Monthly Archives: June 2009

Help the Hungry with the Giving Gardens Network

If you’re a gardener, chances are you will have some extra produce this summer—or might even be willing to plant a little extra. Those efforts could go a long way to helping feed folks for whom food is scarce—and this year, there is even more need than usual. The recession means that more families are experiencing food shortages, and food banks and assistance agencies are finding their resources are also required to stretch further and further.

Though lots of people know how to grow fresh food and are willing to share, in the past, it’s been hard to figure out how to get that food to people who need it. Most of us thought that food pantries could not accept fresh food. As it turns out, that isn’t always true! Many pantries  do take fresh veggies and other perishable items. And thanks to a new initiative called the Giving Gardens Network, it’s easier than ever to find them.

A volunteer-driven cooperative campaign set up with the help of several partner organizations,  the Giving Gardens Network is described as “a network of home gardeners, farmers and organizations that are working to encourage and support the donation of fresh food, grown locally in New Hampshire, to food pantries and shelters.

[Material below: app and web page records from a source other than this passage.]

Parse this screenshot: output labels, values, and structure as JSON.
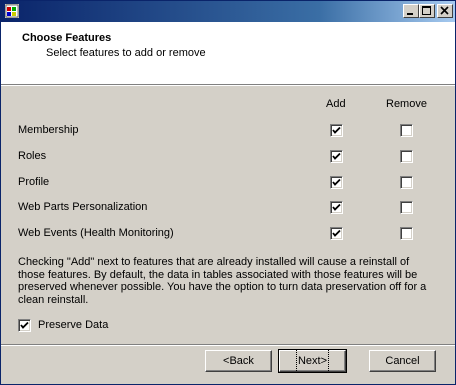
{
  "header": {
    "title": "Choose Features",
    "subtitle": "Select features to add or remove"
  },
  "columns": {
    "add": "Add",
    "remove": "Remove"
  },
  "features": [
    {
      "label": "Membership",
      "add": true,
      "remove": false
    },
    {
      "label": "Roles",
      "add": true,
      "remove": false
    },
    {
      "label": "Profile",
      "add": true,
      "remove": false
    },
    {
      "label": "Web Parts Personalization",
      "add": true,
      "remove": false
    },
    {
      "label": "Web Events (Health Monitoring)",
      "add": true,
      "remove": false
    }
  ],
  "note": "Checking \"Add\" next to features that are already installed will cause a reinstall of those features. By default, the data in tables associated with those features will be preserved whenever possible. You have the option to turn data preservation off for a clean reinstall.",
  "preserve": {
    "label": "Preserve Data",
    "checked": true
  },
  "buttons": {
    "back": "<Back",
    "next": "Next>",
    "cancel": "Cancel"
  }
}
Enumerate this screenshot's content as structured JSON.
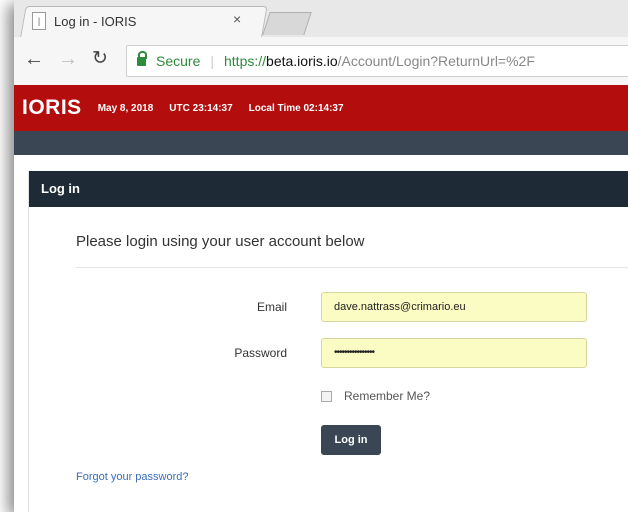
{
  "browser": {
    "tab_title": "Log in - IORIS",
    "tab_close": "×",
    "security_label": "Secure",
    "url_scheme": "https://",
    "url_host": "beta.ioris.io",
    "url_path": "/Account/Login?ReturnUrl=%2F"
  },
  "header": {
    "logo": "IORIS",
    "date": "May 8, 2018",
    "utc_time": "UTC 23:14:37",
    "local_time": "Local Time 02:14:37",
    "brand_color": "#b30d0d"
  },
  "panel": {
    "title": "Log in",
    "intro": "Please login using your user account below",
    "email_label": "Email",
    "email_value": "dave.nattrass@crimario.eu",
    "password_label": "Password",
    "password_value": "••••••••••••••••",
    "remember_label": "Remember Me?",
    "login_button": "Log in",
    "forgot_link": "Forgot your password?"
  }
}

By planning to raise a little extra … by growing the foods that are most needed … and by donating to locations that can accept fresh foods…we can help reduce hunger in New Hampshire.”

Using the Giving Gardens Network website, you can plan, grow, and donate your food to any one of the Seacoast food pantries that accept fresh food. And you can also keep track of statewide efforts to help feed the hungry using food grown right here at home.

Now that’s helping your neighbor.

Lisa M. Hamilton at RiverRun Bookstore June 27th

Seacoast Local and RiverRun Bookstore present the next author in their “Making the Connection” speaker series, a series that serves as a catalyst for continuing education, community connections, and sustainable change. Lisa M. Hamilton, author of Deeply Rooted: Unconventional Farmers in the Age of Agribusiness, will be at RiverRun Bookstore on Saturday, June 27 . Hamilton will take us beyond local food and into the lives of western farmers who are David to the Goliath of corporate agriculture.

The event is co-sponsored by Slow Food Seacoast, and it starts at 6 pm with the debut of their new game “Who Wants to Be a Locavore?” Local food writer Rachel Forrest will host this trivia challenge, there will be prizes galore and as always, refreshments of the local variety will be served.

Lisa M. Hamilton will present her talk at 7 pm. The journalist and photographer spent two years profiling three families in rural America who represent a change in the way we should think about food and agriculture.

As with The Omnivore’s Dilemma, Deeply Rooted suggests one of the best ways to address the problems with our nation’s food system is to go straight to the source—the farmers themselves.

Over the past forty years, many American farmers and ranchers have been told to “get big or get out.”  Countless people within agriculture have been replaced with machines, and their farms with corporate agribusinesses. The large-scale industrialization that followed has altered the face of American agriculture with dire environmental and economic consequences, and endangered the health and wellbeing of consumers.

Now, across the country, a courageous group of farmers and ranchers have issued a call to arms to end these unhealthy and unsustainable practices. To them, agriculture is not an industry but a way of life, and humans should be at the heart of it all.  Among these farmers are

•    Harry Lewis: an African-American dairyman in Texas who dreams of addressing Congress one day

•    Virgil Trujillo: a tenth-generation New Mexico rancher who believes agriculture could be the salvation of his impoverished hometown

•    David, Dan and Theresa Podoll: North Dakotan organic farmers whose vision for a more sustainable way of farming is derided by their neighbors

Scorned, ridiculed, and dismissed for their unconventional beliefs and faith in people, Harry Lewis, Virgil Trujillo, and the Podoll family prove to be the real mavericks of our time.  By telling their stories, Hamilton has given a human face to agriculture, and serves up an important lesson about bringing farmers back to the table at a time when we need them more than ever.

Lisa M. Hamilton’s work has been published in National Geographic Traveler, Harper’s Magazine, The Nation, Orion, and Gastronomica. She lives in northern California.

RiverRun Bookstore is located at 20 Congress Street in downtown Portsmouth. The event is free and open to the public.

For more details on the event, call 603-431-2100 or visit www.riverrunbookstore.com. For more information on Seacoast Local, including its “Buy Local” program, call 603-766-1775 or visit www.seacoastlocal.org. The Slow Food Seacoast website is at www.slowfoodseacoast.org.